Light work

This wind-up flashlight kit was designed in collaboration with its intended users.

Social enterprise Ambessa Play has collaborated with Pentagram partner and industrial designer Jon Marshall to design a DIY flashlight for kids. With 10 separate components and 16 build steps, the DIY kit turns learning about kinetic energy and electronic components into a hands-on adventure.

Ambessa Play, a London-based social enterprise founded by Sara Berkai, creates science, technology, engineering and mathematics (STEM) toy kits and workshops that support children around the world to learn and develop through play. The idea to create a ‘useful toy’ came to Berkai in 2019 while she was running STEM workshops and volunteering with children in Eritrea in East Africa. It was here that the children proposed a light instead of other projects like radios: ‘If we don’t have light, it’s more helpful to actually learn how to make a light.’

Berkai then approached Marshall, of the independently owned multidisciplinary design studio Pentagram, to develop the industrial design of their very first kit: a DIY flashlight. With the aim of creating a distinctive, fun and attractive design that would work equally well as a STEM kit and as a usable product — particularly for displaced children — Marshall and his team paid close attention to the tactile and visual details of the project.

In order to get the ‘kid stamp of approval’, the team partnered with charities to involve children. By visiting a refugee camp in Calais, France, and regularly meeting with children via the Refugee Council, the design team was able to test numerous early design options using functional 3D prototypes. ‘Children were involved at every stage of the process as co-creators,’ said the Pentagram partner. ‘This ensured the designs were optimised for displaced children to provide a meaningful benefit for Ambessa Play’s one-to-one business model where for every kit purchased a displaced child receives one for free.’

The ‘useful toy’ is battery-free and uses a dynamo to charge a capacitor which powers the LED lamp for around fifteen minutes after one to two minutes of winding. The use of a capacitor rather than a battery makes the design more compact and avoids safety issues associated with batteries. 

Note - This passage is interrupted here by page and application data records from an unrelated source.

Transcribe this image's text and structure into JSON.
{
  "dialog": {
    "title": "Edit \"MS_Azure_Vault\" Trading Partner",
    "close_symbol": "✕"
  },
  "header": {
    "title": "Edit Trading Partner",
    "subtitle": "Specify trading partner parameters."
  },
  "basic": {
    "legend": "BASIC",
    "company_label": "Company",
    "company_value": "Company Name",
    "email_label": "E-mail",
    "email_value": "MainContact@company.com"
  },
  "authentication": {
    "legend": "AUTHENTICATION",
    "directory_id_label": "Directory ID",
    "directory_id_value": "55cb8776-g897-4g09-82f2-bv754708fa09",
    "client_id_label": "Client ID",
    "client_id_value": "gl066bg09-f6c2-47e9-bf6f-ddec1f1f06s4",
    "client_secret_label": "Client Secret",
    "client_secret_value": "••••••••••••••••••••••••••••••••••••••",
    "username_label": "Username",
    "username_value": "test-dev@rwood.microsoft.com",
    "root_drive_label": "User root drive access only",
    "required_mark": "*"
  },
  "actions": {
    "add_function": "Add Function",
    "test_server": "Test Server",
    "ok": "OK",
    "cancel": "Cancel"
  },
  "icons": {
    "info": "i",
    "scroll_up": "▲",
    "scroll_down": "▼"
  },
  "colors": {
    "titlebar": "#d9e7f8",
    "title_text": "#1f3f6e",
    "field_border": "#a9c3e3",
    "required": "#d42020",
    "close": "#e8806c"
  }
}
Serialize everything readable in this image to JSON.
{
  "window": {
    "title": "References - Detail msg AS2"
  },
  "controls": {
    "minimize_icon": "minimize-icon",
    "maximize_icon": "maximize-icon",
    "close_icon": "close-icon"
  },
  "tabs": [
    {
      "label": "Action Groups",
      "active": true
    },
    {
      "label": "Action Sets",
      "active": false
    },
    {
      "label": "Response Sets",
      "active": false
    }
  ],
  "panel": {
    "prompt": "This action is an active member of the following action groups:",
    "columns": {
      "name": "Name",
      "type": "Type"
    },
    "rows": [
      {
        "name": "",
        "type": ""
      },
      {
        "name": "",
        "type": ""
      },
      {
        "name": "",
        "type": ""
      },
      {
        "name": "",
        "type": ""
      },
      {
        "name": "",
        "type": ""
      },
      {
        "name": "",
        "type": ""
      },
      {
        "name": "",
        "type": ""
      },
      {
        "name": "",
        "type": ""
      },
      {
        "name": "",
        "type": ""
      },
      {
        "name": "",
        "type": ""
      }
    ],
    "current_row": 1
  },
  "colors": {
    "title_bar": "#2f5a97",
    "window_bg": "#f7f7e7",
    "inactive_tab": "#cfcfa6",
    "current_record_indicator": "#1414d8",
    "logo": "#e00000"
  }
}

Ambessa Play's product is available on Kickstarter until the end of April 2023. Visit the Kickstarter page here:


Read more

Music by design

Baby steps


Photographs: Ambessa Play, Jon Marshall.